Problem details: Output each line of the material exactly as it stands.

Material shown:
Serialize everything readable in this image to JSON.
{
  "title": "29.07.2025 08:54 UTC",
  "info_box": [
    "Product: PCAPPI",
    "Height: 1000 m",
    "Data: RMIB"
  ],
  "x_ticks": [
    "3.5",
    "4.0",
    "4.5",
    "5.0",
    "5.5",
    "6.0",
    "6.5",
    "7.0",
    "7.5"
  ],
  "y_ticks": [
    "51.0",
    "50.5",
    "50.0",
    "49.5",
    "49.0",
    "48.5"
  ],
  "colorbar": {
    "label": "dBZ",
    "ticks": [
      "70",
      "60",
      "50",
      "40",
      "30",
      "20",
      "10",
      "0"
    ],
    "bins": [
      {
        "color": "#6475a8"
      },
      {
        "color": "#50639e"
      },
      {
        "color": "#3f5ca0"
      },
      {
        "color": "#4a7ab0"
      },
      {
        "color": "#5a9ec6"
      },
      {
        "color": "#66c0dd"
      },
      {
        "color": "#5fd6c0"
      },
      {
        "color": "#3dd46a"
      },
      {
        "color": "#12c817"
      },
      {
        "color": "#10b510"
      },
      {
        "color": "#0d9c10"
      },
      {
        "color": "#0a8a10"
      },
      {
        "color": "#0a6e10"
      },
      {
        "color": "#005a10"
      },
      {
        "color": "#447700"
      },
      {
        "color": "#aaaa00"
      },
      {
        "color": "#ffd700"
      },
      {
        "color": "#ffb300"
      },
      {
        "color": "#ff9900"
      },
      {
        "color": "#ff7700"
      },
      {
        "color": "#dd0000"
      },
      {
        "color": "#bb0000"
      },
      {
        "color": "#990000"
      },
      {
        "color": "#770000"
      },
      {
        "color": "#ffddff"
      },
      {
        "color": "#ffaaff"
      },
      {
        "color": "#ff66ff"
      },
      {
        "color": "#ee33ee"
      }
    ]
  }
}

Reply:
Serialize everything readable in this image to JSON.
{
  "title": "29.07.2025 08:54 UTC",
  "info_box": [
    "Product: PCAPPI",
    "Height: 1000 m",
    "Data: RMIB"
  ],
  "x_ticks": [
    "3.5",
    "4.0",
    "4.5",
    "5.0",
    "5.5",
    "6.0",
    "6.5",
    "7.0",
    "7.5"
  ],
  "y_ticks": [
    "51.0",
    "50.5",
    "50.0",
    "49.5",
    "49.0",
    "48.5"
  ],
  "colorbar": {
    "label": "dBZ",
    "ticks": [
      "70",
      "60",
      "50",
      "40",
      "30",
      "20",
      "10",
      "0"
    ],
    "bins": [
      {
        "color": "#6475a8"
      },
      {
        "color": "#50639e"
      },
      {
        "color": "#3f5ca0"
      },
      {
        "color": "#4a7ab0"
      },
      {
        "color": "#5a9ec6"
      },
      {
        "color": "#66c0dd"
      },
      {
        "color": "#5fd6c0"
      },
      {
        "color": "#3dd46a"
      },
      {
        "color": "#12c817"
      },
      {
        "color": "#10b510"
      },
      {
        "color": "#0d9c10"
      },
      {
        "color": "#0a8a10"
      },
      {
        "color": "#0a6e10"
      },
      {
        "color": "#005a10"
      },
      {
        "color": "#447700"
      },
      {
        "color": "#aaaa00"
      },
      {
        "color": "#ffd700"
      },
      {
        "color": "#ffb300"
      },
      {
        "color": "#ff9900"
      },
      {
        "color": "#ff7700"
      },
      {
        "color": "#dd0000"
      },
      {
        "color": "#bb0000"
      },
      {
        "color": "#990000"
      },
      {
        "color": "#770000"
      },
      {
        "color": "#ffddff"
      },
      {
        "color": "#ffaaff"
      },
      {
        "color": "#ff66ff"
      },
      {
        "color": "#ee33ee"
      }
    ]
  }
}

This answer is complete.